- WHAT TO DO
Could you return all of the records exactly as they stand?

Records from a data collection

- - - - -

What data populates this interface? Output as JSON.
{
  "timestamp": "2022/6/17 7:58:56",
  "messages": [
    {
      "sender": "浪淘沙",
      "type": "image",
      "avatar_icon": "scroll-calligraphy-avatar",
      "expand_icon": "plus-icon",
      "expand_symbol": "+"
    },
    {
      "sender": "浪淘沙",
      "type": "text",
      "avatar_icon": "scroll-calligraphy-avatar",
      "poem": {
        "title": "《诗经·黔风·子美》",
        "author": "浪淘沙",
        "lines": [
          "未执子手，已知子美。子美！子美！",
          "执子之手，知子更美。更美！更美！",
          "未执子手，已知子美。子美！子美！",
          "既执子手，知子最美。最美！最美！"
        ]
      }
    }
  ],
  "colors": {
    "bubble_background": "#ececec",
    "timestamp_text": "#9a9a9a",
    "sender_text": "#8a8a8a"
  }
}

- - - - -

- RESPONSE BOX
What data populates this interface? Output as JSON.
{
  "timestamp": "2022/6/17 7:58:56",
  "messages": [
    {
      "sender": "浪淘沙",
      "type": "image",
      "avatar_icon": "scroll-calligraphy-avatar",
      "expand_icon": "plus-icon",
      "expand_symbol": "+"
    },
    {
      "sender": "浪淘沙",
      "type": "text",
      "avatar_icon": "scroll-calligraphy-avatar",
      "poem": {
        "title": "《诗经·黔风·子美》",
        "author": "浪淘沙",
        "lines": [
          "未执子手，已知子美。子美！子美！",
          "执子之手，知子更美。更美！更美！",
          "未执子手，已知子美。子美！子美！",
          "既执子手，知子最美。最美！最美！"
        ]
      }
    }
  ],
  "colors": {
    "bubble_background": "#ececec",
    "timestamp_text": "#9a9a9a",
    "sender_text": "#8a8a8a"
  }
}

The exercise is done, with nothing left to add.